Activity: Extract each line of the records below that contains the word "heading".

Material provided:
········

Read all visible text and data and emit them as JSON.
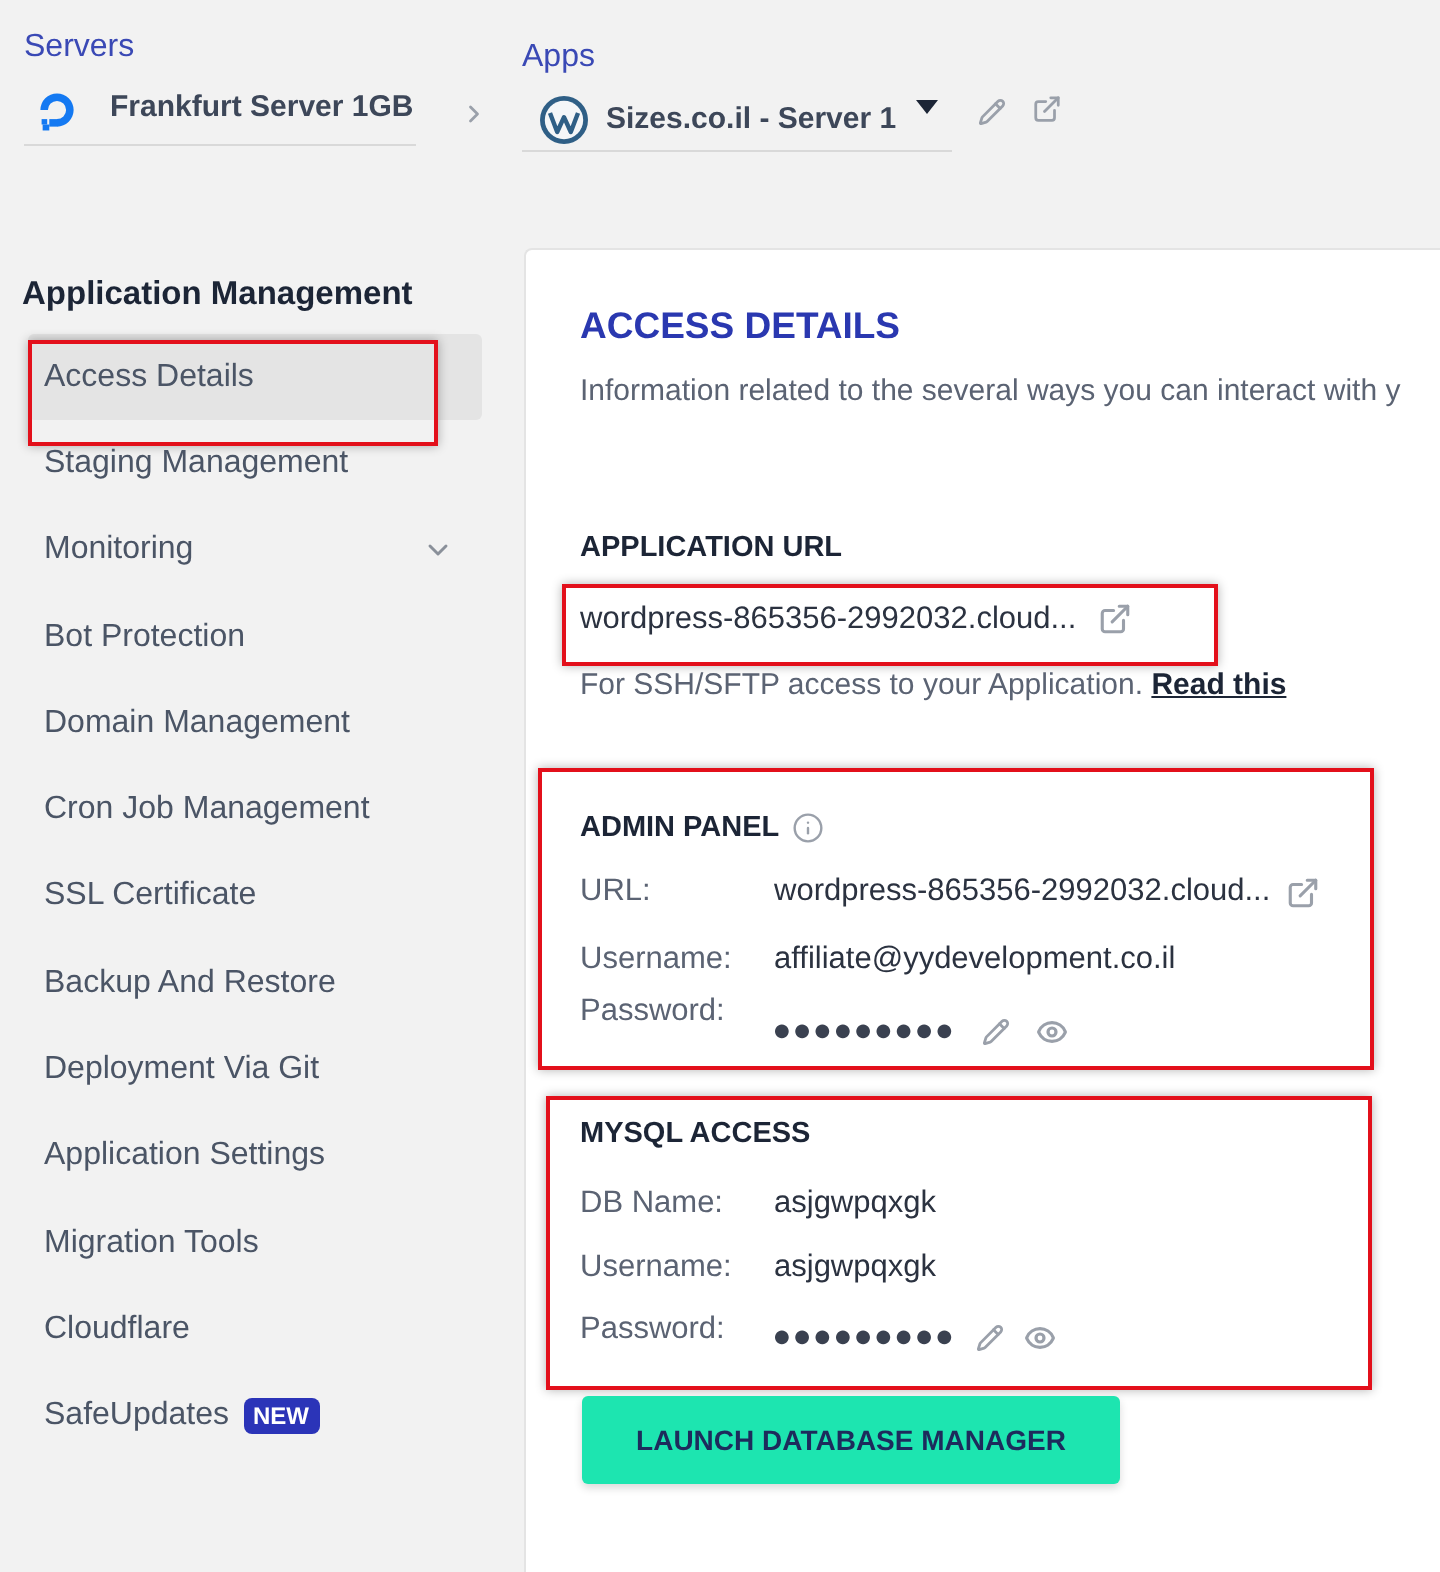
{
  "header": {
    "servers_label": "Servers",
    "server_name": "Frankfurt Server 1GB",
    "apps_label": "Apps",
    "app_name": "Sizes.co.il - Server 1"
  },
  "sidebar": {
    "heading": "Application Management",
    "items": [
      {
        "label": "Access Details",
        "kind": "link",
        "selected": true,
        "highlighted": true
      },
      {
        "label": "Staging Management",
        "kind": "link",
        "selected": false,
        "highlighted": false
      },
      {
        "label": "Monitoring",
        "kind": "group",
        "selected": false,
        "highlighted": false
      },
      {
        "label": "Bot Protection",
        "kind": "link",
        "selected": false,
        "highlighted": false
      },
      {
        "label": "Domain Management",
        "kind": "link",
        "selected": false,
        "highlighted": false
      },
      {
        "label": "Cron Job Management",
        "kind": "link",
        "selected": false,
        "highlighted": false
      },
      {
        "label": "SSL Certificate",
        "kind": "link",
        "selected": false,
        "highlighted": false
      },
      {
        "label": "Backup And Restore",
        "kind": "link",
        "selected": false,
        "highlighted": false
      },
      {
        "label": "Deployment Via Git",
        "kind": "link",
        "selected": false,
        "highlighted": false
      },
      {
        "label": "Application Settings",
        "kind": "link",
        "selected": false,
        "highlighted": false
      },
      {
        "label": "Migration Tools",
        "kind": "link",
        "selected": false,
        "highlighted": false
      },
      {
        "label": "Cloudflare",
        "kind": "link",
        "selected": false,
        "highlighted": false
      },
      {
        "label": "SafeUpdates",
        "kind": "link",
        "selected": false,
        "highlighted": false,
        "badge": "NEW"
      }
    ]
  },
  "access_details": {
    "title": "ACCESS DETAILS",
    "description": "Information related to the several ways you can interact with y",
    "application_url": {
      "heading": "APPLICATION URL",
      "url": "wordpress-865356-2992032.cloud...",
      "highlighted": true,
      "note": "For SSH/SFTP access to your Application.",
      "note_link": "Read this"
    },
    "admin_panel": {
      "heading": "ADMIN PANEL",
      "info": true,
      "highlighted": true,
      "fields": [
        {
          "label": "URL:",
          "value": "wordpress-865356-2992032.cloud...",
          "kind": "link"
        },
        {
          "label": "Username:",
          "value": "affiliate@yydevelopment.co.il",
          "kind": "text"
        },
        {
          "label": "Password:",
          "value": "●●●●●●●●●",
          "kind": "password"
        }
      ]
    },
    "mysql_access": {
      "heading": "MYSQL ACCESS",
      "highlighted": true,
      "fields": [
        {
          "label": "DB Name:",
          "value": "asjgwpqxgk",
          "kind": "text"
        },
        {
          "label": "Username:",
          "value": "asjgwpqxgk",
          "kind": "text"
        },
        {
          "label": "Password:",
          "value": "●●●●●●●●●",
          "kind": "password"
        }
      ]
    },
    "launch_button": "LAUNCH DATABASE MANAGER"
  }
}
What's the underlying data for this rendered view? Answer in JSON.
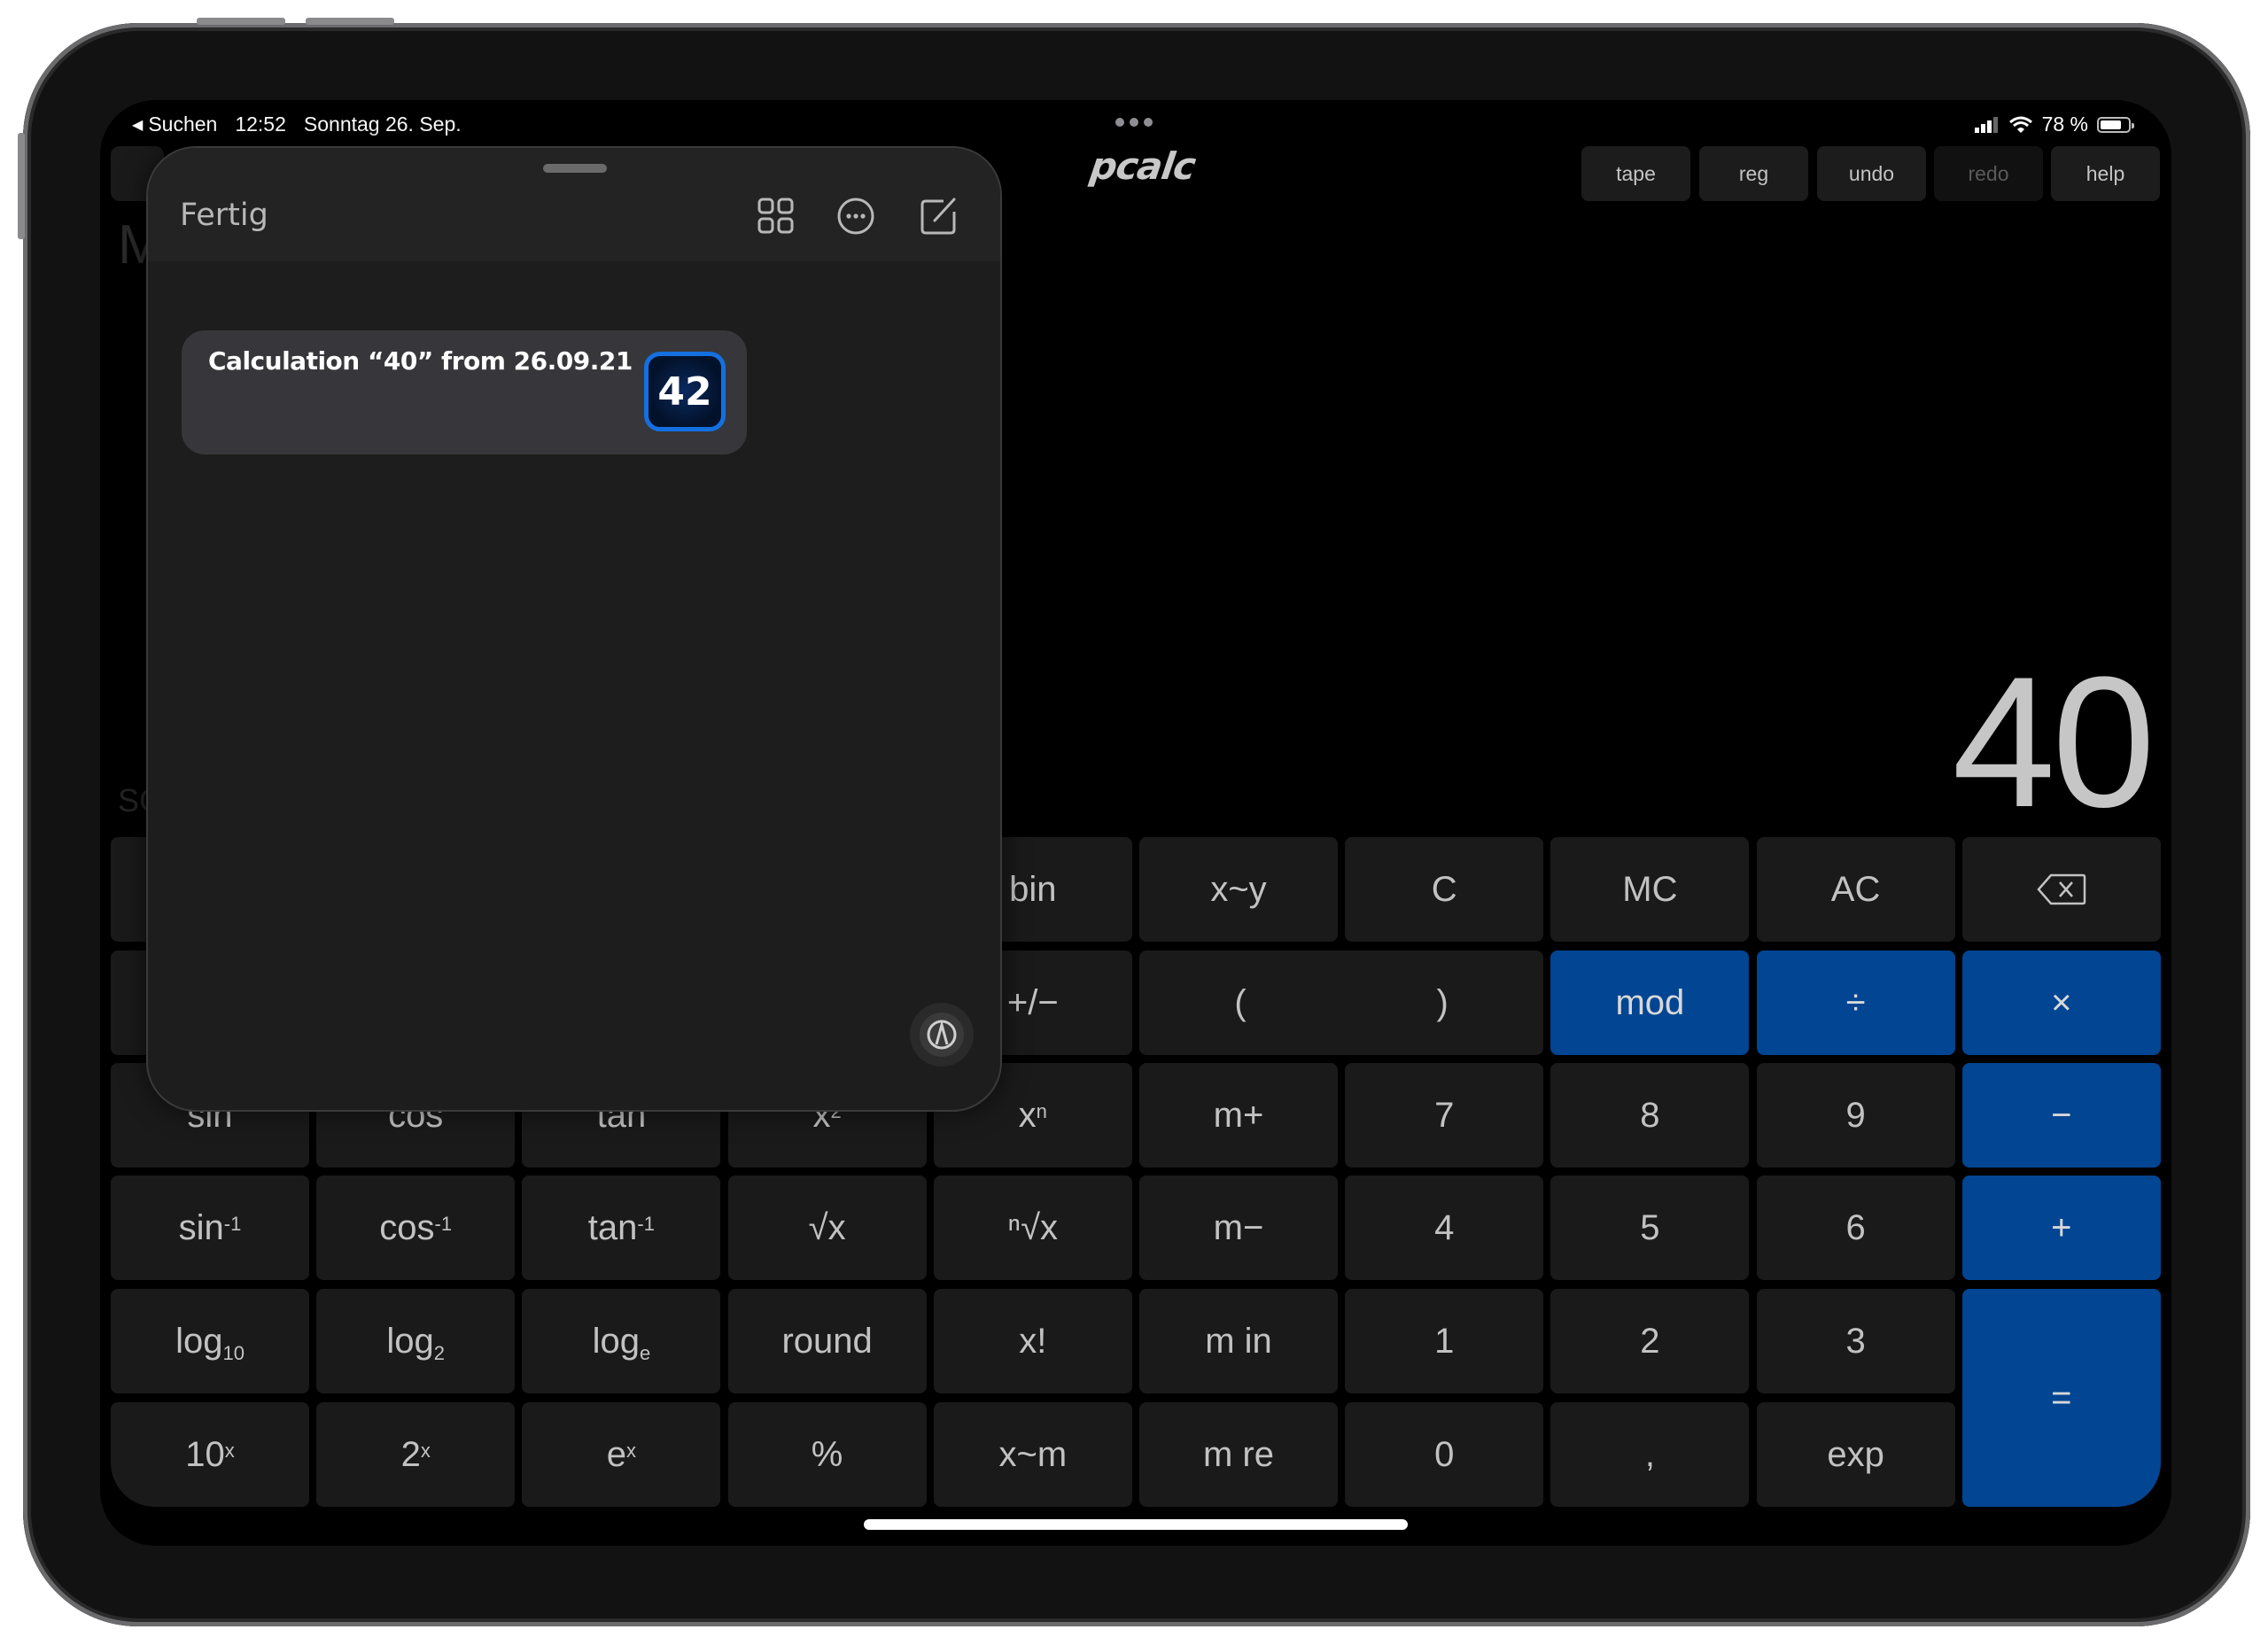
{
  "status_bar": {
    "back_label": "Suchen",
    "time": "12:52",
    "date": "Sonntag 26. Sep.",
    "battery_text": "78 %",
    "battery_level": 0.78
  },
  "app": {
    "logo": "pcalc",
    "top_buttons": [
      {
        "label": "tape",
        "enabled": true
      },
      {
        "label": "reg",
        "enabled": true
      },
      {
        "label": "undo",
        "enabled": true
      },
      {
        "label": "redo",
        "enabled": false
      },
      {
        "label": "help",
        "enabled": true
      }
    ],
    "display_value": "40",
    "background_hint_mode": "M",
    "background_hint_sci": "SC"
  },
  "sheet": {
    "done_label": "Fertig",
    "header_icons": [
      "grid-icon",
      "more-icon",
      "compose-icon"
    ],
    "shortcut": {
      "title": "Calculation “40” from 26.09.21",
      "app_icon_text": "42"
    },
    "bottom_icon": "compass-icon"
  },
  "keypad": {
    "rows": [
      [
        {
          "label": "",
          "hidden": true
        },
        {
          "label": "",
          "hidden": true
        },
        {
          "label": "",
          "hidden": true
        },
        {
          "label": "",
          "hidden": true
        },
        {
          "label": "bin"
        },
        {
          "label": "x~y"
        },
        {
          "label": "C"
        },
        {
          "label": "MC"
        },
        {
          "label": "AC"
        },
        {
          "label": "backspace",
          "icon": "backspace-icon"
        }
      ],
      [
        {
          "label": "",
          "hidden": true
        },
        {
          "label": "",
          "hidden": true
        },
        {
          "label": "",
          "hidden": true
        },
        {
          "label": "",
          "hidden": true
        },
        {
          "label": "+/−"
        },
        {
          "label": "(   )",
          "left": "(",
          "right": ")",
          "span": 2
        },
        {
          "label": "mod",
          "blue": true
        },
        {
          "label": "÷",
          "blue": true
        },
        {
          "label": "×",
          "blue": true
        }
      ],
      [
        {
          "label": "sin"
        },
        {
          "label": "cos"
        },
        {
          "label": "tan"
        },
        {
          "base": "x",
          "sup": "2"
        },
        {
          "base": "x",
          "sup": "n"
        },
        {
          "label": "m+"
        },
        {
          "label": "7"
        },
        {
          "label": "8"
        },
        {
          "label": "9"
        },
        {
          "label": "−",
          "blue": true
        }
      ],
      [
        {
          "base": "sin",
          "sup": "-1"
        },
        {
          "base": "cos",
          "sup": "-1"
        },
        {
          "base": "tan",
          "sup": "-1"
        },
        {
          "label": "√x"
        },
        {
          "label": "ⁿ√x"
        },
        {
          "label": "m−"
        },
        {
          "label": "4"
        },
        {
          "label": "5"
        },
        {
          "label": "6"
        },
        {
          "label": "+",
          "blue": true
        }
      ],
      [
        {
          "base": "log",
          "sub": "10"
        },
        {
          "base": "log",
          "sub": "2"
        },
        {
          "base": "log",
          "sub": "e"
        },
        {
          "label": "round"
        },
        {
          "label": "x!"
        },
        {
          "label": "m in"
        },
        {
          "label": "1"
        },
        {
          "label": "2"
        },
        {
          "label": "3"
        },
        {
          "label": "=",
          "blue": true,
          "rowspan": 2
        }
      ],
      [
        {
          "base": "10",
          "sup": "x"
        },
        {
          "base": "2",
          "sup": "x"
        },
        {
          "base": "e",
          "sup": "x"
        },
        {
          "label": "%"
        },
        {
          "label": "x~m"
        },
        {
          "label": "m re"
        },
        {
          "label": "0"
        },
        {
          "label": ","
        },
        {
          "label": "exp"
        }
      ]
    ]
  },
  "colors": {
    "accent_blue": "#024592",
    "key_bg": "#1a1a1a",
    "sheet_bg": "#1d1d1d",
    "card_bg": "#37373b",
    "app_icon_border": "#1470e0"
  }
}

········

Answer box:
    "heading": "Application Management",
      "heading": "APPLICATION URL",
      "heading": "ADMIN PANEL",
      "heading": "MYSQL ACCESS",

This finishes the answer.